> treatment rooms and a print by a local artist that features a vagina if
> you look at it with an open mind in his waiting room--shared by a female
> doctor, who I suspect is really responsible for its presence.
> Allen


It's a bad idea to interpret a Rorschach image as your parents having sex.

--
Peter
 
Reply With Quote
 
Gordon Freeman
Guest
Posts: n/a
 
      08-28-2011
> On Aug 24, 10:08 am, "Jeff Strickland" <(E-Mail Removed)> wrote:
>
>> I'm not certain of the context here, but let's, for the moment,
>> suppose that an oil storage yard might actually be a viable target of
>> those that bring the war on terror to our shores once again.

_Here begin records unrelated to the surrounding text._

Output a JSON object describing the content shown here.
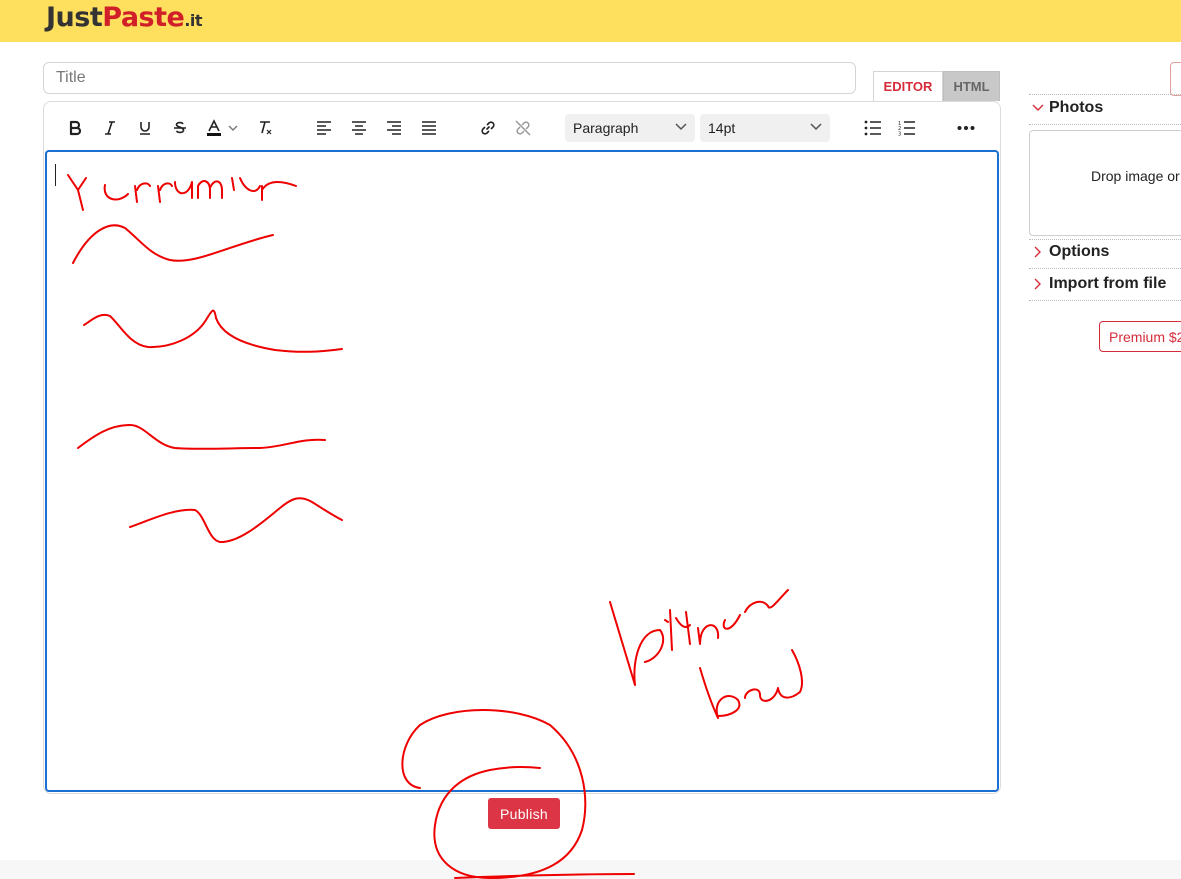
{
  "header": {
    "logo": {
      "just": "Just",
      "paste": "Paste",
      "tld": ".it"
    }
  },
  "title_input": {
    "placeholder": "Title",
    "value": ""
  },
  "mode_tabs": {
    "editor": "EDITOR",
    "html": "HTML",
    "active": "EDITOR"
  },
  "toolbar": {
    "block_format": "Paragraph",
    "font_size": "14pt",
    "icons": [
      "bold-icon",
      "italic-icon",
      "underline-icon",
      "strikethrough-icon",
      "text-color-icon",
      "clear-formatting-icon",
      "align-left-icon",
      "align-center-icon",
      "align-right-icon",
      "justify-icon",
      "link-icon",
      "unlink-icon",
      "bullet-list-icon",
      "numbered-list-icon",
      "more-icon"
    ]
  },
  "publish_button": {
    "label": "Publish"
  },
  "sidebar": {
    "photos": {
      "label": "Photos",
      "expanded": true
    },
    "dropzone_text": "Drop image or",
    "options": {
      "label": "Options",
      "expanded": false
    },
    "import": {
      "label": "Import from file",
      "expanded": false
    },
    "premium_label": "Premium $2"
  },
  "colors": {
    "header_bg": "#ffdf5e",
    "brand_red": "#d11f2a",
    "publish_bg": "#dc3545",
    "editor_focus_border": "#1a6fd0",
    "annotation_red": "#ee0000"
  }
}
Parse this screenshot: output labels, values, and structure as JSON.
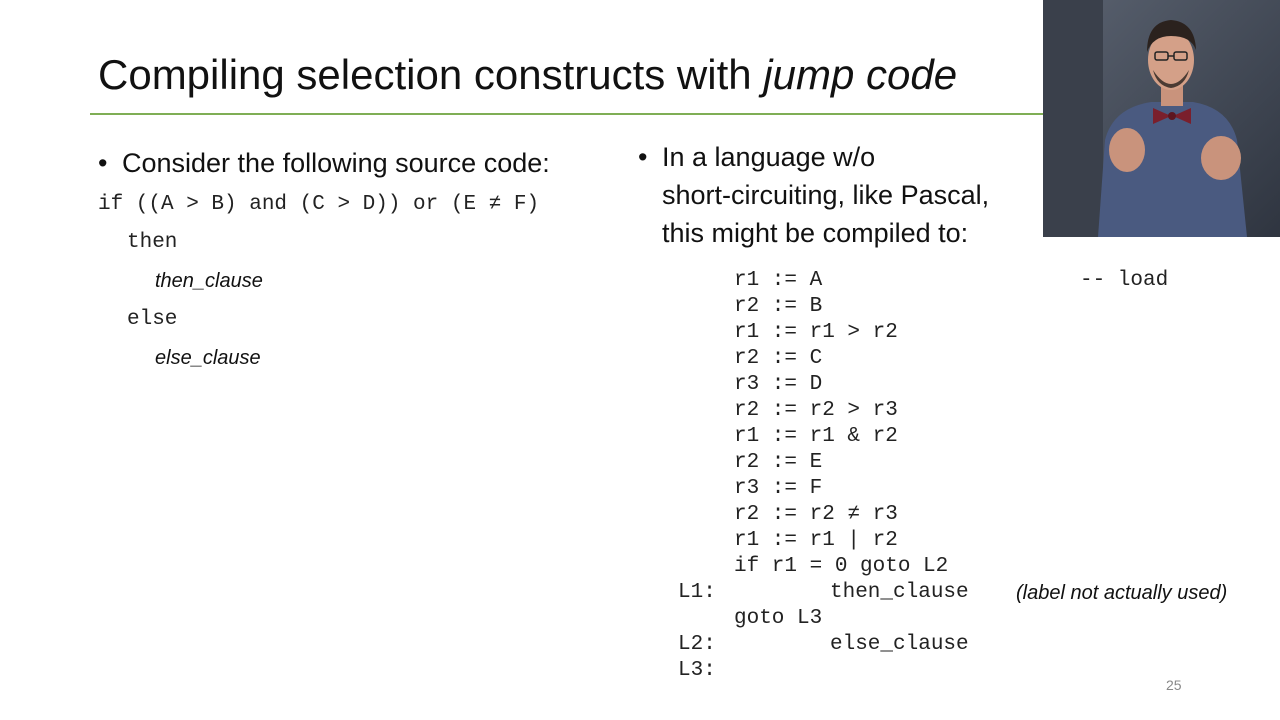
{
  "title": {
    "main": "Compiling selection constructs with ",
    "italic": "jump code"
  },
  "left": {
    "bullet": "Consider the following source code:",
    "code": {
      "line1": "if ((A > B) and (C > D)) or (E ≠ F)",
      "then": "then",
      "then_clause": "then_clause",
      "else": "else",
      "else_clause": "else_clause"
    }
  },
  "right": {
    "bullet_lines": [
      "In a language w/o",
      "short-circuiting, like Pascal,",
      "this might be compiled to:"
    ],
    "code_lines": [
      "r1 := A",
      "r2 := B",
      "r1 := r1 > r2",
      "r2 := C",
      "r3 := D",
      "r2 := r2 > r3",
      "r1 := r1 & r2",
      "r2 := E",
      "r3 := F",
      "r2 := r2 ≠ r3",
      "r1 := r1 | r2",
      "if r1 = 0 goto L2"
    ],
    "comment": "-- load",
    "labels": {
      "l1": "L1:",
      "l1_stmt": "then_clause",
      "l1_note": "(label not actually used)",
      "goto_l3": "goto L3",
      "l2": "L2:",
      "l2_stmt": "else_clause",
      "l3": "L3:"
    }
  },
  "page_number": "25",
  "colors": {
    "accent_rule": "#7fae55"
  }
}
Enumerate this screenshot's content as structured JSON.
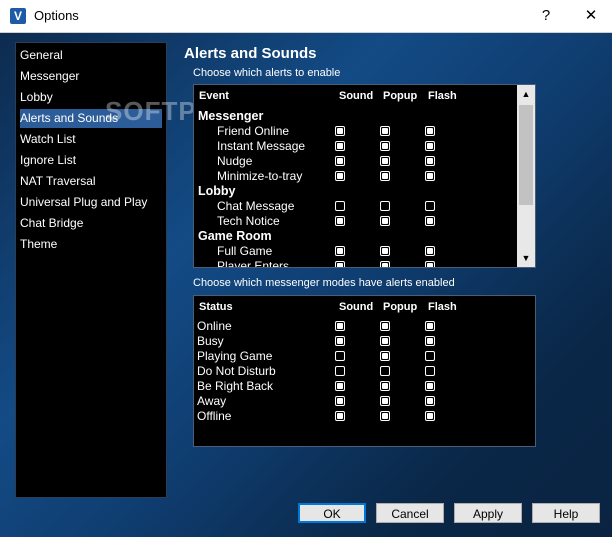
{
  "window": {
    "title": "Options",
    "help_label": "?",
    "close_label": "✕"
  },
  "sidebar": {
    "items": [
      {
        "label": "General"
      },
      {
        "label": "Messenger"
      },
      {
        "label": "Lobby"
      },
      {
        "label": "Alerts and Sounds",
        "selected": true
      },
      {
        "label": "Watch List"
      },
      {
        "label": "Ignore List"
      },
      {
        "label": "NAT Traversal"
      },
      {
        "label": "Universal Plug and Play"
      },
      {
        "label": "Chat Bridge"
      },
      {
        "label": "Theme"
      }
    ]
  },
  "panel": {
    "title": "Alerts and Sounds",
    "alerts_prompt": "Choose which alerts to enable",
    "modes_prompt": "Choose which messenger modes have alerts enabled"
  },
  "alerts_table": {
    "headers": {
      "event": "Event",
      "sound": "Sound",
      "popup": "Popup",
      "flash": "Flash"
    },
    "rows": [
      {
        "label": "Messenger",
        "group": true
      },
      {
        "label": "Friend Online",
        "sound": true,
        "popup": true,
        "flash": true
      },
      {
        "label": "Instant Message",
        "sound": true,
        "popup": true,
        "flash": true
      },
      {
        "label": "Nudge",
        "sound": true,
        "popup": true,
        "flash": true
      },
      {
        "label": "Minimize-to-tray",
        "sound": true,
        "popup": true,
        "flash": true
      },
      {
        "label": "Lobby",
        "group": true
      },
      {
        "label": "Chat Message",
        "sound": false,
        "popup": false,
        "flash": false
      },
      {
        "label": "Tech Notice",
        "sound": true,
        "popup": true,
        "flash": true
      },
      {
        "label": "Game Room",
        "group": true
      },
      {
        "label": "Full Game",
        "sound": true,
        "popup": true,
        "flash": true
      },
      {
        "label": "Player Enters",
        "sound": true,
        "popup": true,
        "flash": true
      }
    ]
  },
  "status_table": {
    "headers": {
      "status": "Status",
      "sound": "Sound",
      "popup": "Popup",
      "flash": "Flash"
    },
    "rows": [
      {
        "label": "Online",
        "sound": true,
        "popup": true,
        "flash": true
      },
      {
        "label": "Busy",
        "sound": true,
        "popup": true,
        "flash": true
      },
      {
        "label": "Playing Game",
        "sound": false,
        "popup": true,
        "flash": false
      },
      {
        "label": "Do Not Disturb",
        "sound": false,
        "popup": false,
        "flash": false
      },
      {
        "label": "Be Right Back",
        "sound": true,
        "popup": true,
        "flash": true
      },
      {
        "label": "Away",
        "sound": true,
        "popup": true,
        "flash": true
      },
      {
        "label": "Offline",
        "sound": true,
        "popup": true,
        "flash": true
      }
    ]
  },
  "buttons": {
    "ok": "OK",
    "cancel": "Cancel",
    "apply": "Apply",
    "help": "Help"
  },
  "watermark": "SOFTPEDIA"
}
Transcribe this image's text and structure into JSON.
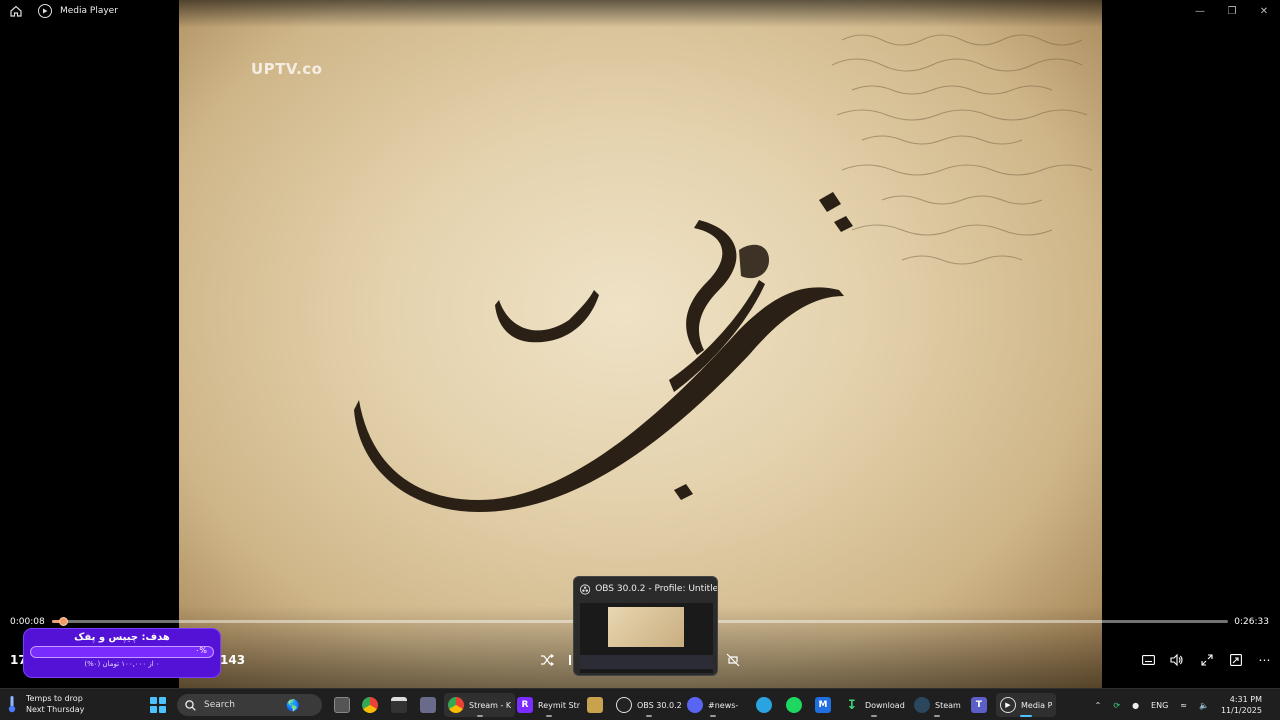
{
  "window": {
    "title": "Media Player"
  },
  "video": {
    "watermark": "UPTV.co"
  },
  "playback": {
    "current_time": "0:00:08",
    "total_time": "0:26:33",
    "progress_fraction": 0.009
  },
  "overlay": {
    "left_number": "17",
    "right_number": "143"
  },
  "donation_goal": {
    "title": "هدف: چیپس و پفک",
    "percent_label": "٠%",
    "subtitle": "٠ از ١٠٠,٠٠٠ تومان (٠%)",
    "progress_fraction": 0.0
  },
  "obs_preview": {
    "title": "OBS 30.0.2 - Profile: Untitle..."
  },
  "taskbar": {
    "weather_line1": "Temps to drop",
    "weather_line2": "Next Thursday",
    "search_placeholder": "Search",
    "apps": [
      {
        "label": "Stream - K",
        "icon": "chrome-icon"
      },
      {
        "label": "Reymit Str",
        "icon": "reymit-icon"
      },
      {
        "label": "OBS 30.0.2",
        "icon": "obs-icon"
      },
      {
        "label": "#news-",
        "icon": "discord-icon"
      },
      {
        "label": "Download",
        "icon": "download-icon"
      },
      {
        "label": "Steam",
        "icon": "steam-icon"
      },
      {
        "label": "Media P",
        "icon": "media-player-icon"
      }
    ],
    "language": "ENG",
    "time": "4:31 PM",
    "date": "11/1/2025"
  },
  "colors": {
    "accent": "#f29b62",
    "goal_purple": "#5312d6",
    "windows_blue": "#4cc2ff"
  }
}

In the
>> advance of such a progression, let's say that the bad guys come
>> around and take pictures of tanks and the proximity they are to the
>> fence line, or the position of valves and pipelines.

>
>> These sorts of pictures have no aesthetic value, and the tanks,
>> valves, and pipes are not incidental images in a larger, more
>> panoramic scene that the photographer is attempting to capture.


Actually Edward Weston used to take exactly this type of photograph,
often making compositions from industrial pipework, factory buildings,
close-ups of machinery, etc. Some people reckon his work had aesthetic
value.

 
Reply With Quote
 
David Dyer-Bennet
Guest
Posts: n/a
 
      08-29-2011
On Aug 26, 3:42*pm, tony cooper <(E-Mail Removed)> wrote:

> I just don't see a connection between occupation and artistic ability
> with the exception of those in occupations where artistic ability is a
> requirement for the job.


Yes! That, exactly, precisely, is what I said in the first place!
That, with the exception of a few professions which absolutely
require you to be able to judge art, it's not something you
can expect to find in the members of some given profession.

 
Reply With Quote
 
 
 
Reply

Thread Tools

Posting Rules
You may not post new threads
You may not post replies
You may not post attachments
You may not edit your posts

BB code is On
Smilies are On
[IMG] code is On
HTML code is Off
Trackbacks are On
Pingbacks are On
Refbacks are Off


Similar Threads
Thread Thread Starter Forum Replies Last Post
Math.random() and Math.round(Math.random()) and Math.floor(Math.random()*2) VK Javascript 15 05-02-2010 03:43 PM
Having compilation error: no match for call to (const __gnu_cxx::hash<long long int>) (const long long int&) veryhotsausage C++ 1 07-04-2008 05:41 PM
random.random(), random not defined!? globalrev Python 4 04-20-2008 08:12 AM
Windows defense handcuffs good guys Au79 Computer Support 0 08-15-2006 02:19 AM
Misc mountain photos and beach sunrise photos beachpirate2 Digital Photography 1 11-12-2003 04:41 PM



Advertisments